▶ What to produce
Each line of the records that includes "have" should be found and copied.

================================

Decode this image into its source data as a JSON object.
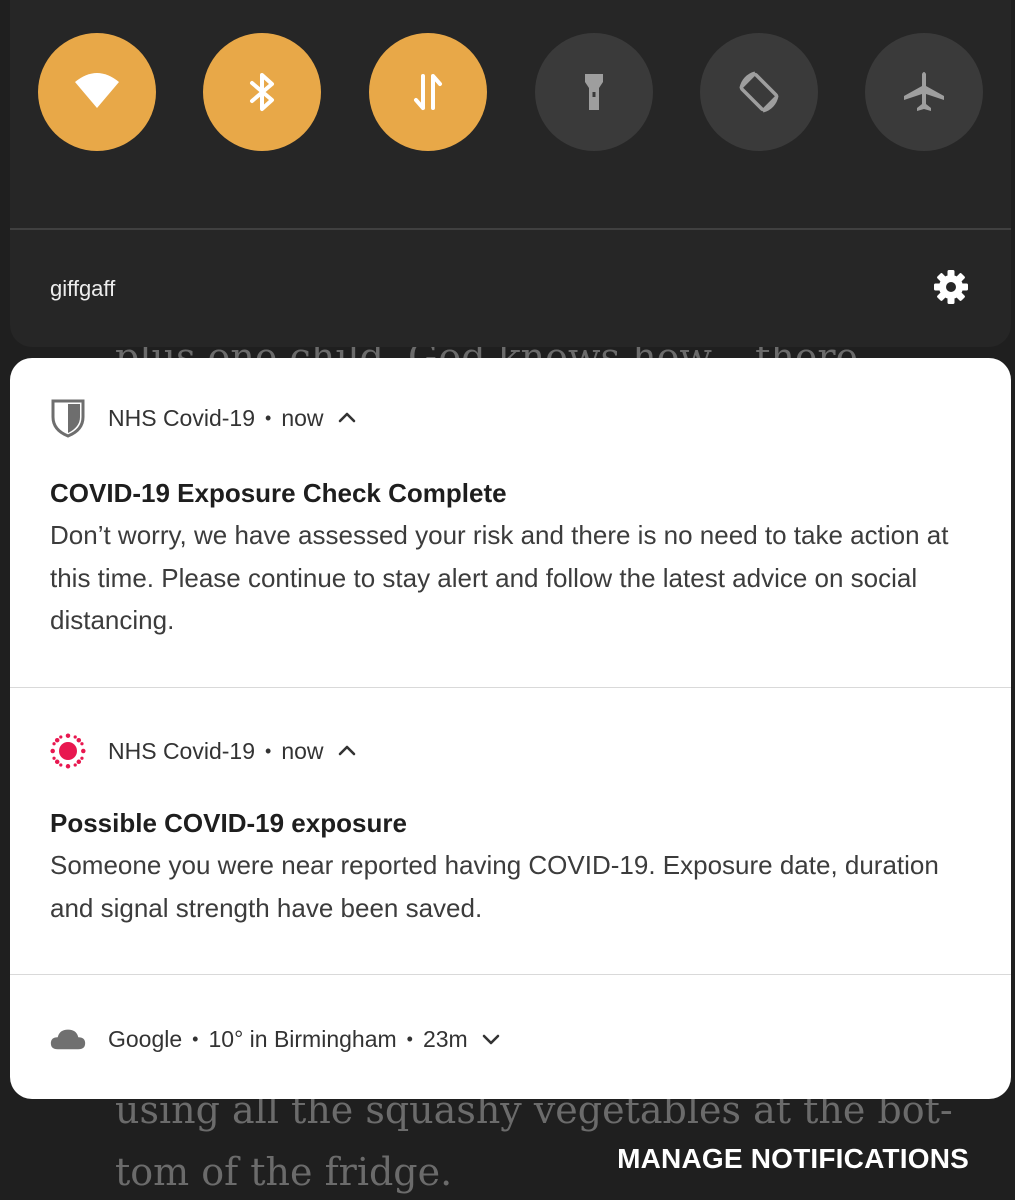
{
  "background": {
    "line1": "plus one child. God knows how – there",
    "line2": "using all the squashy vegetables at the bot-",
    "line3": "tom of the fridge."
  },
  "quick_settings": {
    "tiles": [
      {
        "name": "wifi",
        "icon": "wifi-icon",
        "state": "on"
      },
      {
        "name": "bluetooth",
        "icon": "bluetooth-icon",
        "state": "on"
      },
      {
        "name": "mobile-data",
        "icon": "data-arrows-icon",
        "state": "on"
      },
      {
        "name": "flashlight",
        "icon": "flashlight-icon",
        "state": "off"
      },
      {
        "name": "auto-rotate",
        "icon": "rotate-icon",
        "state": "off"
      },
      {
        "name": "airplane-mode",
        "icon": "airplane-icon",
        "state": "off"
      }
    ],
    "carrier": "giffgaff",
    "colors": {
      "active": "#e8a848",
      "inactive": "#3a3a3a"
    }
  },
  "notifications": [
    {
      "app": "NHS Covid-19",
      "time": "now",
      "icon": "shield-icon",
      "title": "COVID-19 Exposure Check Complete",
      "body": "Don’t worry, we have assessed your risk and there is no need to take action at this time. Please continue to stay alert and follow the latest advice on social distancing."
    },
    {
      "app": "NHS Covid-19",
      "time": "now",
      "icon": "virus-icon",
      "icon_color": "#e8174f",
      "title": "Possible COVID-19 exposure",
      "body": "Someone you were near reported having COVID-19. Exposure date, duration and signal strength have been saved."
    },
    {
      "app": "Google",
      "detail": "10° in Birmingham",
      "time": "23m",
      "icon": "cloud-icon"
    }
  ],
  "manage_label": "MANAGE NOTIFICATIONS"
}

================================

▶ Answer box
      "body": "Don’t worry, we have assessed your risk and there is no need to take action at this time. Please continue to stay alert and follow the latest advice on social distancing."
      "body": "Someone you were near reported having COVID-19. Exposure date, duration and signal strength have been saved."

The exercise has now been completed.